A year and a half ago in the comparatively ancient era of 2016 I wrote a blog post emphasizing that in lieu of freaking out about Facebook’s algorithm change, the best approach was to simply create good content that people wanted to enjoy and partake in. This also came with a massive caveat: Specifically that you couldn’t rely on Facebook to reach your audience, which has been true for years.
At the same time, I also wrote about how relying on a mobile app in lieu of a website is a horrible idea insofar as small businesses are concerned and alluded to this same concept applying to Facebook. It’s been true for years that Facebook pages only reach about 25% of their audiences for a given post without promoting it, if not even less. Using Facebook as your primary vehicle for small business marketing essentially means that you’re putting yourself at the mercy of a company known for being notoriously cagey about its newsfeed updates that it tends to do quite frequently.
“Create great content” isn’t really an effective solution when Facebook is actively gating off your own followers to an ever-increasing degree. When you get down to brass tacks unless you’re prepared to pony up a monthly budget to promote your Facebook content you’re not only going to have a hard time attracting followers in an era of Facebook page saturation, but even reaching them is a problem. Yes, even if they’ve subscribed to see all of your page updates.
This is the part where I say that the only way to guarantee reasonable visibility in the newsfeed is with promoted posts, but even that’s not true anymore. Promoted posts, much like brand page content in general, has absolutely saturated Facebook to the point where it’s almost unheard of to not see promoted content.
What’s worse, promoted content is usually of dubious relevance depending on how well the page managers are actually targeting. I used the example once of being targeted by a computer store owner in Seattle who doesn’t know how to target properly because you clicked “Like” on the PlayStation 4 and Facebook subsequently stored you as a “technology lover.”
So I get why Facebook is doing this. The Oatmeal, a talented webcomic artist whom I’ve referenced before, noted in his update and comic about this that Facebook is trying to clean up peoples’ newsfeeds in spite of their own financial incentive for encouraging promoted posts. To be candid, Facebook newsfeeds have become a dumpster fire littered with ads, discount codes, clickbait, and other promotional content.

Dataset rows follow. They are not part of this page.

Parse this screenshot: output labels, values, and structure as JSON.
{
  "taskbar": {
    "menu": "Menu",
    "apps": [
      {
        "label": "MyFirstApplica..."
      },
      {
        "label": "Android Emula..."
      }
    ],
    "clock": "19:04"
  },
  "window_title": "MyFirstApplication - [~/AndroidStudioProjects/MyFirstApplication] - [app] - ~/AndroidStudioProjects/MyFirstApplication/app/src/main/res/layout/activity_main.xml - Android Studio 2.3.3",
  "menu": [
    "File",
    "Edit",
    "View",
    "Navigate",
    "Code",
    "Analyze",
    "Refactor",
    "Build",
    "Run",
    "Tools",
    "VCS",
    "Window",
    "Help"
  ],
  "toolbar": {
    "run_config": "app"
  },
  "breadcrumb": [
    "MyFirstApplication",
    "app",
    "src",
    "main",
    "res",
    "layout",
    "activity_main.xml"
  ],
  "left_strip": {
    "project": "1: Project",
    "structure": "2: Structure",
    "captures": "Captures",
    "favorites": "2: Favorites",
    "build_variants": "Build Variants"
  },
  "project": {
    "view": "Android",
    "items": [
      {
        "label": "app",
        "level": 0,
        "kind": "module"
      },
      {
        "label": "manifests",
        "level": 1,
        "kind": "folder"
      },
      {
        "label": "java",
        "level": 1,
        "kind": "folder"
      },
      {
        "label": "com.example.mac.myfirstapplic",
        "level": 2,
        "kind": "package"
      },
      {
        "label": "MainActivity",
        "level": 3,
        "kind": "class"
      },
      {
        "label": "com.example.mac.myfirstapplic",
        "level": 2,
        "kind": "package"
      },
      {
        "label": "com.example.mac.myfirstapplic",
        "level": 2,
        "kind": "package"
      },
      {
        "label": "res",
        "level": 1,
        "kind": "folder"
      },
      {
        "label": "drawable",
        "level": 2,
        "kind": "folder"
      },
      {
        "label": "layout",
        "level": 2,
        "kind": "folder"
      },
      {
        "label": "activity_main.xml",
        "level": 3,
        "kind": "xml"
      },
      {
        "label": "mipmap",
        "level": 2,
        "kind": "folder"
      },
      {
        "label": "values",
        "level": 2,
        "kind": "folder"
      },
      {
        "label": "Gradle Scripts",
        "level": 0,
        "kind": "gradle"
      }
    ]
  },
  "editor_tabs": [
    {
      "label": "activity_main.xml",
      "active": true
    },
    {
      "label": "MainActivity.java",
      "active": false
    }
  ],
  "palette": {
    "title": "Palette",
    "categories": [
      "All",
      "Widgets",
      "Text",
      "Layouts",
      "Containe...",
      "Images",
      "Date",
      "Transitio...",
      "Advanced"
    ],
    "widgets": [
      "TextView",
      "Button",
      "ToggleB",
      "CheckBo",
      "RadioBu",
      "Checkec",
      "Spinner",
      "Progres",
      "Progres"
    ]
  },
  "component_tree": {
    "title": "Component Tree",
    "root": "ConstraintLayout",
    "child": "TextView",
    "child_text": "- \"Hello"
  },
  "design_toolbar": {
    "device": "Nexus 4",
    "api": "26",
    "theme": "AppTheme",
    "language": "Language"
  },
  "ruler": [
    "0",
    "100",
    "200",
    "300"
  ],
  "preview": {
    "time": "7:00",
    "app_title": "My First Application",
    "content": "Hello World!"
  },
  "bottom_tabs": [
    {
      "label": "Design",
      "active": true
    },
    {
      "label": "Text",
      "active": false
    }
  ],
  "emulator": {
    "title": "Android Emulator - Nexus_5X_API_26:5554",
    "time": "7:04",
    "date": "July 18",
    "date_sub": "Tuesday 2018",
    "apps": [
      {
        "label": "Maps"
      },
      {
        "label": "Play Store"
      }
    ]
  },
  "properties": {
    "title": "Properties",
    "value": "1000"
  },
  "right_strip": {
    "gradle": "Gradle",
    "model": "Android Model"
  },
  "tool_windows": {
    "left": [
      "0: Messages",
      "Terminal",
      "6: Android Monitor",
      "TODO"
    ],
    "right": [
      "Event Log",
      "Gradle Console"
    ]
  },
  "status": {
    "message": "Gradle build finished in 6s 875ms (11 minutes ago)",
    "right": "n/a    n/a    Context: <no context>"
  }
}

Yes, unfortunately that may include your business if you’re reading this, but I’m not trying to name and shame specific businesses. Businesses that carefully target their promoted content and make an effort to make it interesting, relevant and enjoyable aren’t part of the problem in a way that companies spam-targeting all of Fairfield County with irrelevant discount coupons are, but then, this is the problem.
Algorithm changes are blind and this affects creative, interesting promotions as well as local businesses who have come to rely on Facebook just as much as it affects clickbait and poorly targeted advertisements, let alone creative professionals like The Oatmeal. The end result is that Facebook is throwing the baby out with the bathwater with a sledgehammer approach that makes no effort to analyze promotional quality or user feedback.
So what can you do?
In the past I’ve compared social media to a Roman Empire where the more you stretch your resources the more likely your empire is to collapse. Unfortunately, this analogy doesn’t work anymore. If you really want to reach more people without regularly promoting and boosting advertisements – and let’s face it, if you’re a small business you probably don’t want to spend a limited budget on this – be sure to regularly use a variety of social networks and outreach tools. Actually use them too – don’t just automate posts, because that doesn’t do anything other than make people click through to a network they’re not using.
On this additional point I readily admit my own bias since I develop these for a living, but notice how in The Oatmeal’s comic he references that websites are how people used to reach you? Websites have always been the central focus of an online small business presence: They’re more searchable than social networks, you control your content directly and you aren’t at the mercy of a larger publisher (web host regulations notwithstanding). With the rise of open source platforms like WordPress it’s as easy to update your website as it is a social network. Rather than spending all of your time on Facebook’s playground, why not use your own? Make your own rules!
Relying on Facebook entirely to reach your audience in lieu of a website is akin to attempting to use the hammer in your toolkit for every part of constructing a building. Use the tools in your toolkit for when you need them, but if you learn to rely too much on them you’re in for a rude awakening.